On the eve of our 10th wedding anniversary there was an attempted coup in Turkey. We were staying in Adrasan, a peaceful village on the coast and did not have internet. We were blissfully unaware until early morning when we turned on our data and my brother had sent me 30 messages with news links and thoughts of concern. And then, once we had satiated ourselves with the new coverage, we spent a relaxing day at the beach, surrounded by Turkish families doing the same.
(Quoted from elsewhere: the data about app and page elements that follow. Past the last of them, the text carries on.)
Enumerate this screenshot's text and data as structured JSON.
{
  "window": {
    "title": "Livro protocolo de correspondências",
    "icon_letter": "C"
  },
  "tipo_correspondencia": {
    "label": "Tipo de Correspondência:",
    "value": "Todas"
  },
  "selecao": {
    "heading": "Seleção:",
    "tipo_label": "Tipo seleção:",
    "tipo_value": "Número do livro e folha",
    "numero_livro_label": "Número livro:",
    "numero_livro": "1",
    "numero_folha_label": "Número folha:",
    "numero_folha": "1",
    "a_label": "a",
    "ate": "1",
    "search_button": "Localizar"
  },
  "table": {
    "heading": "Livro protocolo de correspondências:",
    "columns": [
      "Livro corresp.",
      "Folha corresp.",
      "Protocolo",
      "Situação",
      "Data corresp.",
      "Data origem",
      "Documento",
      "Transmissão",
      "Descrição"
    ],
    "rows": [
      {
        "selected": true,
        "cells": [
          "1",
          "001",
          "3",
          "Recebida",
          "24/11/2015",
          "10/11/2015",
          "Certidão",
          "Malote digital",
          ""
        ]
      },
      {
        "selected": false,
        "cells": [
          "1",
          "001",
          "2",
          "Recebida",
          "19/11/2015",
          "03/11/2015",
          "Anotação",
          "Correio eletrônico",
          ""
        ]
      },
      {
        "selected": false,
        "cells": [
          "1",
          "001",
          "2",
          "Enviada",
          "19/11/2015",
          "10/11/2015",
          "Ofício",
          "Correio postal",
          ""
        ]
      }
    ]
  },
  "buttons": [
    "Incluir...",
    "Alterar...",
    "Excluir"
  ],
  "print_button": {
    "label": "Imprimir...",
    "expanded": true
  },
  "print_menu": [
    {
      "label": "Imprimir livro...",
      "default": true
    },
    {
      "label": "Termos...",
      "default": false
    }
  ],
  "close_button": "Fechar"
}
When all you have known is a peaceful stable democracy, the news stories can sound really scary. But what I find so interesting is that before I moved here I assumed that suicide bombs and coups, even failed ones, would completely disrupt daily life. Yes, for a few days road blocks and massive protests restricted movement around the city. But unless you were connected to the subsequent firing and jailing of government opposition, life continued as mostly normal. This summer families are still enjoying summer vacations, just as many people are out shopping, and thanks to a free public transportation initiative that has continued past the Bayram festivities, people are traveling around the city in mass.
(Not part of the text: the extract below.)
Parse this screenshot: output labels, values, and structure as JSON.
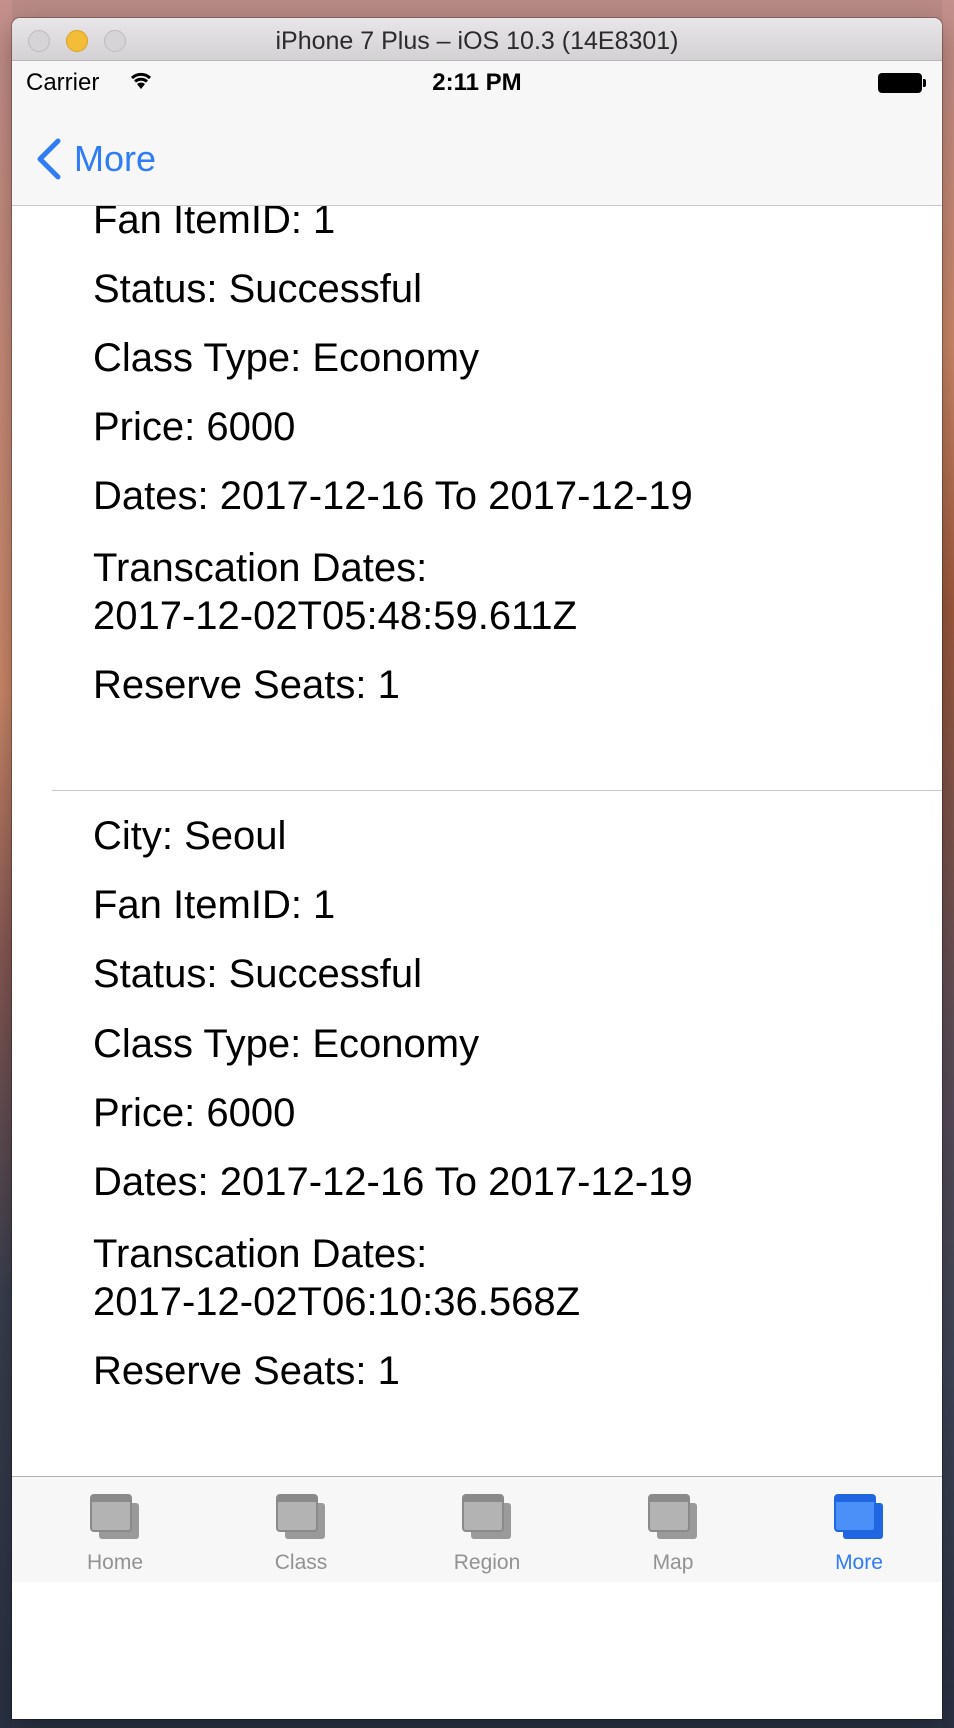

One of my Turkish friends agreed with me but said that people are “keeping their heads down.” Now is not the time to stand out, she said. Another one of my friends who had a front-row window view of the bombs going off and aircraft fighting said that she no longer feels safe here. There has perhaps been a perceivable shift in attitude. There is a feeling of foreboding about how things are going to transpire during this three-month state of emergency. But the Turkish people love Turkey and they continue their normal way of life. And so I do the same, going about my daily tasks and praying for peace.